Extracted data entries
******************************

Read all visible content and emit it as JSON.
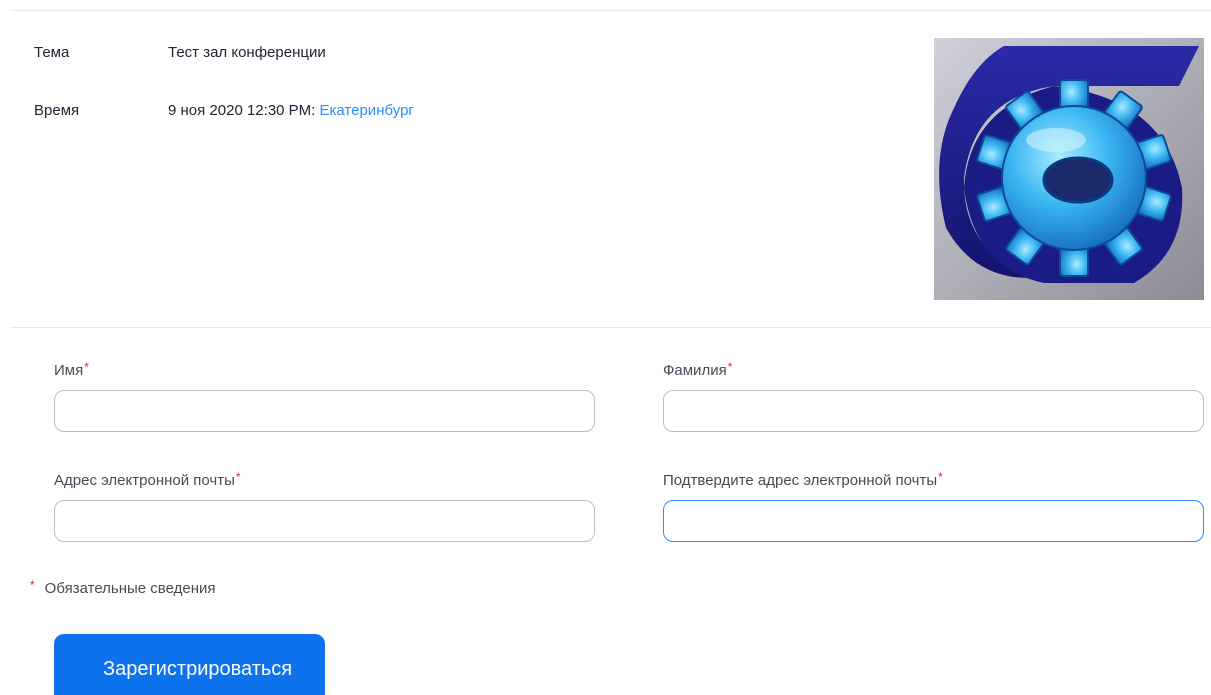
{
  "meeting": {
    "topic_label": "Тема",
    "topic_value": "Тест зал конференции",
    "time_label": "Время",
    "time_value": "9 ноя 2020 12:30 PM:",
    "timezone_link": "Екатеринбург"
  },
  "logo": {
    "icon": "gear-logo-icon",
    "colors": {
      "navy": "#1a1a8c",
      "gear_blue": "#2aa9f0",
      "gear_light": "#8fe0ff",
      "background": "#a8a8b0"
    }
  },
  "form": {
    "first_name_label": "Имя",
    "last_name_label": "Фамилия",
    "email_label": "Адрес электронной почты",
    "confirm_email_label": "Подтвердите адрес электронной почты",
    "required_marker": "*",
    "first_name_value": "",
    "last_name_value": "",
    "email_value": "",
    "confirm_email_value": "",
    "required_note": "Обязательные сведения",
    "register_button": "Зарегистрироваться"
  },
  "colors": {
    "accent": "#0e72ed",
    "link": "#2d8cff",
    "required": "#e02828",
    "focus_border": "#2d8cff"
  }
}
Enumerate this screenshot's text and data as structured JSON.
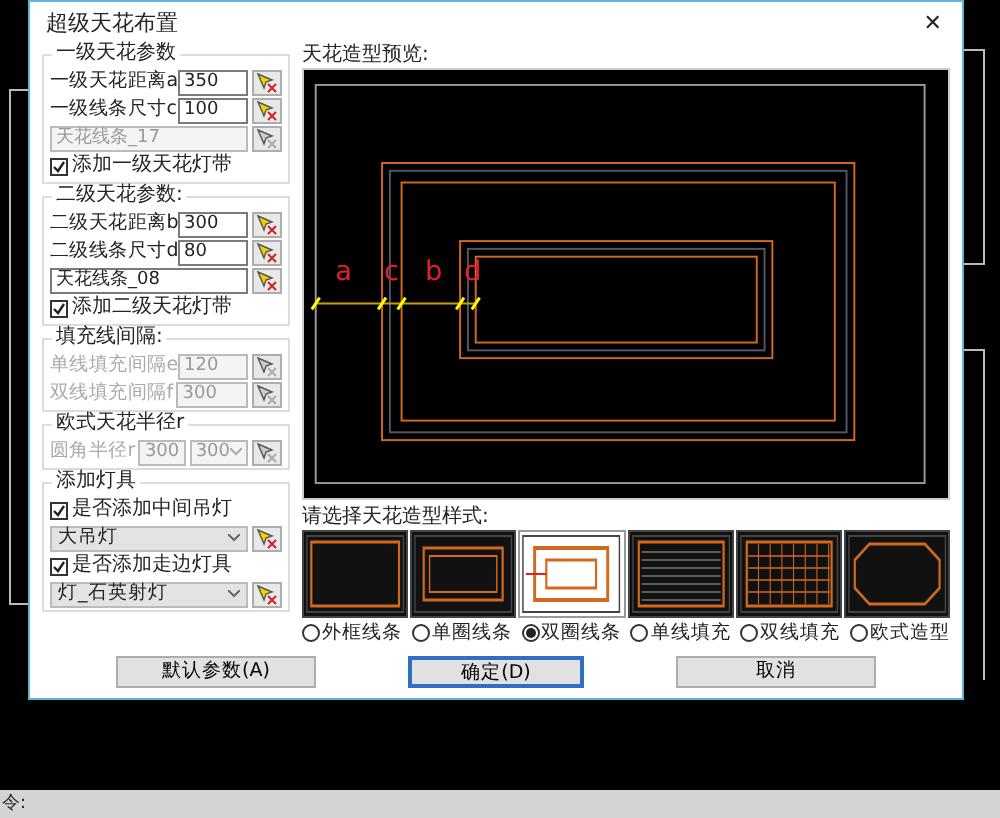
{
  "dialog": {
    "title": "超级天花布置",
    "close": "✕"
  },
  "groups": [
    {
      "title": "一级天花参数",
      "rows": [
        {
          "kind": "labeled",
          "label": "一级天花距离a",
          "value": "350",
          "disabled": false
        },
        {
          "kind": "labeled",
          "label": "一级线条尺寸c",
          "value": "100",
          "disabled": false
        },
        {
          "kind": "name",
          "value": "天花线条_17",
          "disabled": true
        },
        {
          "kind": "check",
          "label": "添加一级天花灯带",
          "checked": true
        }
      ]
    },
    {
      "title": "二级天花参数:",
      "rows": [
        {
          "kind": "labeled",
          "label": "二级天花距离b",
          "value": "300",
          "disabled": false
        },
        {
          "kind": "labeled",
          "label": "二级线条尺寸d",
          "value": "80",
          "disabled": false
        },
        {
          "kind": "name",
          "value": "天花线条_08",
          "disabled": false
        },
        {
          "kind": "check",
          "label": "添加二级天花灯带",
          "checked": true
        }
      ]
    },
    {
      "title": "填充线间隔:",
      "rows": [
        {
          "kind": "labeled",
          "label": "单线填充间隔e",
          "value": "120",
          "disabled": true
        },
        {
          "kind": "labeled",
          "label": "双线填充间隔f",
          "value": "300",
          "disabled": true
        }
      ]
    },
    {
      "title": "欧式天花半径r",
      "rows": [
        {
          "kind": "dual",
          "label": "圆角半径r",
          "value": "300",
          "select": "300",
          "disabled": true
        }
      ]
    },
    {
      "title": "添加灯具",
      "rows": [
        {
          "kind": "check",
          "label": "是否添加中间吊灯",
          "checked": true
        },
        {
          "kind": "select",
          "value": "大吊灯",
          "disabled": false
        },
        {
          "kind": "check",
          "label": "是否添加走边灯具",
          "checked": true
        },
        {
          "kind": "select",
          "value": "灯_石英射灯",
          "disabled": false
        }
      ]
    }
  ],
  "preview": {
    "title": "天花造型预览:",
    "labels": [
      "a",
      "c",
      "b",
      "d"
    ]
  },
  "styles": {
    "title": "请选择天花造型样式:",
    "items": [
      {
        "kind": "frame",
        "label": "外框线条",
        "selected": false
      },
      {
        "kind": "single",
        "label": "单圈线条",
        "selected": false
      },
      {
        "kind": "double",
        "label": "双圈线条",
        "selected": true
      },
      {
        "kind": "hfill",
        "label": "单线填充",
        "selected": false
      },
      {
        "kind": "grid",
        "label": "双线填充",
        "selected": false
      },
      {
        "kind": "euro",
        "label": "欧式造型",
        "selected": false
      }
    ]
  },
  "buttons": [
    {
      "label": "默认参数(A)",
      "default": false
    },
    {
      "label": "确定(D)",
      "default": true
    },
    {
      "label": "取消",
      "default": false
    }
  ],
  "command_line": "令:"
}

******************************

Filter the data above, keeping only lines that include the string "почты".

* _TASK RESPONSE_:
    "email_label": "Адрес электронной почты",
    "confirm_email_label": "Подтвердите адрес электронной почты",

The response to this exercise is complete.